▶ [WHAT TO PRODUCE]: Return, from the material below, each line in which "Cozy" occurs.

▶ [EXTRACTED DATA]:
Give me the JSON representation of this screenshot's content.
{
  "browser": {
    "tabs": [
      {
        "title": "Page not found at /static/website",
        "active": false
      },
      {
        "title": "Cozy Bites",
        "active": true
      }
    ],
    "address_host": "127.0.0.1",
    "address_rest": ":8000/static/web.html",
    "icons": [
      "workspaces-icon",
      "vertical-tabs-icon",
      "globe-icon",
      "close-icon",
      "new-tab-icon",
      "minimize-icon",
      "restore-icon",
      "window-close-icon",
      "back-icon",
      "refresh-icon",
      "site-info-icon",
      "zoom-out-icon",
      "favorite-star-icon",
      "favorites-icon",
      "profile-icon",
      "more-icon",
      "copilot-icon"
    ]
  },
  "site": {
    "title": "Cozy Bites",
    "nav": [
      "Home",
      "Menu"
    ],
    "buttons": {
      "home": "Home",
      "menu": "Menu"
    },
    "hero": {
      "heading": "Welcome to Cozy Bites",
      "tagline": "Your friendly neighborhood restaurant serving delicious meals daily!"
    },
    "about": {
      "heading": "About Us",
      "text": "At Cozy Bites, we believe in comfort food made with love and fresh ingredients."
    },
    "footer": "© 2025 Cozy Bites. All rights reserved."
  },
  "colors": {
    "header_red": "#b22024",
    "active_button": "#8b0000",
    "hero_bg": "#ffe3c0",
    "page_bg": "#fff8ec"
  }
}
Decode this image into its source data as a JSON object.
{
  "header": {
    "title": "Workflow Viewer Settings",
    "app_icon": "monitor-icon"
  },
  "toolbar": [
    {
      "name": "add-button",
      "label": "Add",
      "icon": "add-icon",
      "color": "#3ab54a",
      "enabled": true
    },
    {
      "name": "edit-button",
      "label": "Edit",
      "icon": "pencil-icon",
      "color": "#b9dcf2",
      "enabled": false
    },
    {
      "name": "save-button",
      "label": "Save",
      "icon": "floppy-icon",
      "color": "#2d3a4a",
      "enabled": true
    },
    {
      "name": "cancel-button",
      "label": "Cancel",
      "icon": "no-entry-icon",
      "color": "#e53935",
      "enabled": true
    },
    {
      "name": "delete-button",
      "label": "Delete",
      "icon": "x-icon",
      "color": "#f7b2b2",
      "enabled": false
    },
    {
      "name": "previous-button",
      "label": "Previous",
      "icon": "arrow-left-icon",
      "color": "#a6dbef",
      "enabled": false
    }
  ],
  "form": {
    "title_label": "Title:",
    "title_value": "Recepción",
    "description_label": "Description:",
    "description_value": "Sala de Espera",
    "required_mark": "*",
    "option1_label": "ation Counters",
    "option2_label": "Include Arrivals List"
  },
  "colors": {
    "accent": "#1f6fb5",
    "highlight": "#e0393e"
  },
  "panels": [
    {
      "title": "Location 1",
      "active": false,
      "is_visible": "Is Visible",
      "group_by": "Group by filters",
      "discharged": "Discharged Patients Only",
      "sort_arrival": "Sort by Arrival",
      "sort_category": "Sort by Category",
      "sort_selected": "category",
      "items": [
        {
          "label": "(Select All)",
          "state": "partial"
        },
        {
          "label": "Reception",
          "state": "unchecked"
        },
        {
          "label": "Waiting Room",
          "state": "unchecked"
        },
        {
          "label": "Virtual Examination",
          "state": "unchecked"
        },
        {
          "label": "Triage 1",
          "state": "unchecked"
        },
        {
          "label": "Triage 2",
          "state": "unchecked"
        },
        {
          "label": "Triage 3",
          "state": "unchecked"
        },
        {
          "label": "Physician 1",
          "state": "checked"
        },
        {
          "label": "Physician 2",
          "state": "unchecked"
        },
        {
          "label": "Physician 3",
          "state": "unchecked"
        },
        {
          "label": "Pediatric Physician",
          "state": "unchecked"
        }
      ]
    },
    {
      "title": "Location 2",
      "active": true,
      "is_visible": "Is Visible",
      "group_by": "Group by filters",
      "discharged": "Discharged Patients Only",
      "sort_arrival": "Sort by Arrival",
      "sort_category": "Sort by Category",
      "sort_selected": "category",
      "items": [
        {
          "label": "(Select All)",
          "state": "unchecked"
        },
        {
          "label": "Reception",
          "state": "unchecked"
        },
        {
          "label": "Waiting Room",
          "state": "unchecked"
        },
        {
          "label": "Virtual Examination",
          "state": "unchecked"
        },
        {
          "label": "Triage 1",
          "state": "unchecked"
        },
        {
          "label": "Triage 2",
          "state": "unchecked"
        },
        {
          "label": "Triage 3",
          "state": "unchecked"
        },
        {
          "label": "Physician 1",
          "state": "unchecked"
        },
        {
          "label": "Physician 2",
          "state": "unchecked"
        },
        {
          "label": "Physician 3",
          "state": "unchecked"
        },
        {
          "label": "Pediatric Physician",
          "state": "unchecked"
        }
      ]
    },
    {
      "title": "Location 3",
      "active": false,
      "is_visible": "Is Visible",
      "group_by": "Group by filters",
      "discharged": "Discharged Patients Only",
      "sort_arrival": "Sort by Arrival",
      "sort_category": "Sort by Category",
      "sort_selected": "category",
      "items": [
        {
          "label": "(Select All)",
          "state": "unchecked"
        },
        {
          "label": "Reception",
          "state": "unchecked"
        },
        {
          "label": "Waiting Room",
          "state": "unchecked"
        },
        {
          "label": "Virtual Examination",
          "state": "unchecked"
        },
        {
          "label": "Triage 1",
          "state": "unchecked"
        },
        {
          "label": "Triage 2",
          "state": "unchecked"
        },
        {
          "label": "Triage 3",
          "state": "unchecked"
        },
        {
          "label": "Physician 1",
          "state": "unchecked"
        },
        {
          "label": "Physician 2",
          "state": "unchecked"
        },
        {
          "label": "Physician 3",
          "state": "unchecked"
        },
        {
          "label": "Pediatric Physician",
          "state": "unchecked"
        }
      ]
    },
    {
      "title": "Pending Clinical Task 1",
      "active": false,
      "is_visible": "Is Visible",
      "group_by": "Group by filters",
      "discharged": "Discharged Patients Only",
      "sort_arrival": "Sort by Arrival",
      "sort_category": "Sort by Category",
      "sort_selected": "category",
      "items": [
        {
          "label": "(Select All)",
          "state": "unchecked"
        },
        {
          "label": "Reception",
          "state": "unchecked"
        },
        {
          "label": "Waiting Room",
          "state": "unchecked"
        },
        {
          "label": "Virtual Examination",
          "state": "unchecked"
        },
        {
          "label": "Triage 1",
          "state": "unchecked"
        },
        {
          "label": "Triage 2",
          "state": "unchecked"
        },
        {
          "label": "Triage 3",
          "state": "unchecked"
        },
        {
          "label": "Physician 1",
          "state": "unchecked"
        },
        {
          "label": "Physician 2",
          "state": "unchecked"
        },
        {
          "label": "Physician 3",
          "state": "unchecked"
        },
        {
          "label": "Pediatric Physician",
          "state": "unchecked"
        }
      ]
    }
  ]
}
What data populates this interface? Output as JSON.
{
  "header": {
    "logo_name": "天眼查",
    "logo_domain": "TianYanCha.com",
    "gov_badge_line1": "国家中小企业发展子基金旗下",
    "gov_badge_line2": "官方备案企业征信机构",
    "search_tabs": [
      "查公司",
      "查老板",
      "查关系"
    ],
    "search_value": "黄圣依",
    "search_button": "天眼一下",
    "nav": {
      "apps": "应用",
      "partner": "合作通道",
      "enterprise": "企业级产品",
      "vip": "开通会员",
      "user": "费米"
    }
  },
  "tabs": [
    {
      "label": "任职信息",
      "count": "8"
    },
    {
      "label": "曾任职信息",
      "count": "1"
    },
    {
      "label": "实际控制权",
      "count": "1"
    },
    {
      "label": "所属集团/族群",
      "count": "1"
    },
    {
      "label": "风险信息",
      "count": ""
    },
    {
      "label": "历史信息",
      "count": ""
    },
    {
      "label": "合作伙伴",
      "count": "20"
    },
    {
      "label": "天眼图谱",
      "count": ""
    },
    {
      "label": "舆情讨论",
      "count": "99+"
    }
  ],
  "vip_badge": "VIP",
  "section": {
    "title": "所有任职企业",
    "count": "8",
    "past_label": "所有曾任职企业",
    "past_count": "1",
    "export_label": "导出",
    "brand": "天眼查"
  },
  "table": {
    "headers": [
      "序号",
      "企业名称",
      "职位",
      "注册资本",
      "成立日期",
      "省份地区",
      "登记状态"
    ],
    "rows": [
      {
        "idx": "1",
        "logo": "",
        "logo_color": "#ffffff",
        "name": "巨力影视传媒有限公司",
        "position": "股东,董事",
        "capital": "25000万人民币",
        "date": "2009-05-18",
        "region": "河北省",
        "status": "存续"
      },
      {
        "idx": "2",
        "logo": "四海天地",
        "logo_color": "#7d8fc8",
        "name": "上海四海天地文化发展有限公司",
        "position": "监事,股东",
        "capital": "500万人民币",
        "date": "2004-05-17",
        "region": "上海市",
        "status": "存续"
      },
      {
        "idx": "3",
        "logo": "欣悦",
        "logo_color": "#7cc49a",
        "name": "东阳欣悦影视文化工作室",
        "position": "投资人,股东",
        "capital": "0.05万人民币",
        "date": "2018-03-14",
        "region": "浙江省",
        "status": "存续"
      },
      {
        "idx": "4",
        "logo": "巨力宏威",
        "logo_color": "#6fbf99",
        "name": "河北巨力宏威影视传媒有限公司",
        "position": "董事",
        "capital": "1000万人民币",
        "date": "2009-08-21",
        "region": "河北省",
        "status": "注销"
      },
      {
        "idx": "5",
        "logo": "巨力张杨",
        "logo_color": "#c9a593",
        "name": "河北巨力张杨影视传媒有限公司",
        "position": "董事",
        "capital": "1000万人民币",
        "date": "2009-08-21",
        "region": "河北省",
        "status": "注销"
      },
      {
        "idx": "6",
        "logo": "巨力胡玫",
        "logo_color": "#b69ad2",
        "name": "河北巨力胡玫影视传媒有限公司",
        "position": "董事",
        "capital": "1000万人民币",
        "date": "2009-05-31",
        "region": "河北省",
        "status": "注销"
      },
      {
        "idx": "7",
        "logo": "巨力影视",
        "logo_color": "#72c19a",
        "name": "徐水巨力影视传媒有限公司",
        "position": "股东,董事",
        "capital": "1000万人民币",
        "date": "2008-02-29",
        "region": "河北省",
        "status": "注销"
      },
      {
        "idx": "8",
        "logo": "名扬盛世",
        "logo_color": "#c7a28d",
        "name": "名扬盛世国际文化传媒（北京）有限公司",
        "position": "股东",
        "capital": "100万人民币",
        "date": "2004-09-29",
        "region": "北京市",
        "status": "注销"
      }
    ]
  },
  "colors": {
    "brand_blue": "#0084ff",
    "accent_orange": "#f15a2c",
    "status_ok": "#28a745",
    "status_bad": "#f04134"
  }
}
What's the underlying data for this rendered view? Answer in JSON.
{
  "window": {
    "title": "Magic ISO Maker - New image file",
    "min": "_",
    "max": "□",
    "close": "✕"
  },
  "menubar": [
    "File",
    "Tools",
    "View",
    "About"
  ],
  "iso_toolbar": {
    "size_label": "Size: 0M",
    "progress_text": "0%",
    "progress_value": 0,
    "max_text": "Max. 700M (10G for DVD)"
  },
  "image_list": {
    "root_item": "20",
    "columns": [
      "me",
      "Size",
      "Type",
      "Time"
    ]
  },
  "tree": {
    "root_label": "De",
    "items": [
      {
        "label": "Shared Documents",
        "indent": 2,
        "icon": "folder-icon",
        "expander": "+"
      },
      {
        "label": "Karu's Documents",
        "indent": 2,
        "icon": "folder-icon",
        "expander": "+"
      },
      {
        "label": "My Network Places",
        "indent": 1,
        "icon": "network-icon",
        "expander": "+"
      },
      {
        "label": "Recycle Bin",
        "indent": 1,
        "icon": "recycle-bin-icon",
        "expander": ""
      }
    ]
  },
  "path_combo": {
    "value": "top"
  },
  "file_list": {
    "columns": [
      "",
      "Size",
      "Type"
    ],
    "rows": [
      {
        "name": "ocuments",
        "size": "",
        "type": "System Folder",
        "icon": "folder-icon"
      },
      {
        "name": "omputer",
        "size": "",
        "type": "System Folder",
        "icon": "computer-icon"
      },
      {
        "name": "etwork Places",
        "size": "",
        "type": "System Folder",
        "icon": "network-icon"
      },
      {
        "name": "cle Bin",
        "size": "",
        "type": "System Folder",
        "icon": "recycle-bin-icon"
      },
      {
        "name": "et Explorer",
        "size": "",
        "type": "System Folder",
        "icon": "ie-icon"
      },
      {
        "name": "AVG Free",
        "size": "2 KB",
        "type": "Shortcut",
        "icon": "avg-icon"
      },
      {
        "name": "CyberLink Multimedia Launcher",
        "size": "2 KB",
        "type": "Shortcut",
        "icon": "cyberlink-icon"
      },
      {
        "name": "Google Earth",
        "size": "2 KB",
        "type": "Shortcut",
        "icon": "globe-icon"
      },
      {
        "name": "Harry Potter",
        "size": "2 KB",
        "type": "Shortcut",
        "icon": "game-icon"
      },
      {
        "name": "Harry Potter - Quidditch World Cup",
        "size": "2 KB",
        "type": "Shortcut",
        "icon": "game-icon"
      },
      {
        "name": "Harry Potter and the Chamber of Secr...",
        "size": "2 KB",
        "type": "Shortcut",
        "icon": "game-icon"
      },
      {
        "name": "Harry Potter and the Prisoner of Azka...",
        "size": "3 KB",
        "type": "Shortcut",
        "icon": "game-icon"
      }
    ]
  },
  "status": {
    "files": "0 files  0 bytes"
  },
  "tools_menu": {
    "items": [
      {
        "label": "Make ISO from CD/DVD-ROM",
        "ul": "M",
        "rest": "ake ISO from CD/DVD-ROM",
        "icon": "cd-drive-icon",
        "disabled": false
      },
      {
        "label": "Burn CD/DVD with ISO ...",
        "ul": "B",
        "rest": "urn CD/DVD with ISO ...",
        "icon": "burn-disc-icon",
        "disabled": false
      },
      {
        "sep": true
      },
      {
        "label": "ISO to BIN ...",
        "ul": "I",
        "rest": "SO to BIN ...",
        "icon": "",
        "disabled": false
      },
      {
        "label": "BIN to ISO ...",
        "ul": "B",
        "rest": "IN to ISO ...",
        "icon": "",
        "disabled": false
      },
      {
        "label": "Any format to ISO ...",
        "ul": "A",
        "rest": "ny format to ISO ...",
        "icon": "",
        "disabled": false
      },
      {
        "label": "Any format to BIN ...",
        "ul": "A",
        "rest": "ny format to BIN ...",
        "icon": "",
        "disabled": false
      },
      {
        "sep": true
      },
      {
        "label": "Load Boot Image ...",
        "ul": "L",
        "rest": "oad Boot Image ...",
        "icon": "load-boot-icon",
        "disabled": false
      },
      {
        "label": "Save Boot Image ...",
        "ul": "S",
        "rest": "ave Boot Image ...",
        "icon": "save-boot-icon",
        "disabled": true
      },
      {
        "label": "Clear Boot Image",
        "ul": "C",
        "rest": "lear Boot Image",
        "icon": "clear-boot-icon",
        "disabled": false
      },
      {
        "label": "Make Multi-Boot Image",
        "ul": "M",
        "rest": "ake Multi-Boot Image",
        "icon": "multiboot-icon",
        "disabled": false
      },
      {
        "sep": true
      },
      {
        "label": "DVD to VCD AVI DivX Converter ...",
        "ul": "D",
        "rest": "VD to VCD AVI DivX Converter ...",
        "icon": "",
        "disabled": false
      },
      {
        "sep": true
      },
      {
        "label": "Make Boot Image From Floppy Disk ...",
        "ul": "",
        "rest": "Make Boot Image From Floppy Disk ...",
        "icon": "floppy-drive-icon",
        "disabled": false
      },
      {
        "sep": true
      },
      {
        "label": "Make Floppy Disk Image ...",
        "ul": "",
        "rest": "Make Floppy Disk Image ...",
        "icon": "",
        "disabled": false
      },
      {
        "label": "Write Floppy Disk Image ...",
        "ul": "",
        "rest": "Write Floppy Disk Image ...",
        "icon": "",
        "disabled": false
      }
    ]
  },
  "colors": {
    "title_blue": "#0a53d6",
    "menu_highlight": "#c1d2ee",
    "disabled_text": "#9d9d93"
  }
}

▶ [SOLUTION FOR THIS EXERCISE]:
        "title": "Cozy Bites",
    "title": "Cozy Bites",
      "heading": "Welcome to Cozy Bites",
      "text": "At Cozy Bites, we believe in comfort food made with love and fresh ingredients."
    "footer": "© 2025 Cozy Bites. All rights reserved."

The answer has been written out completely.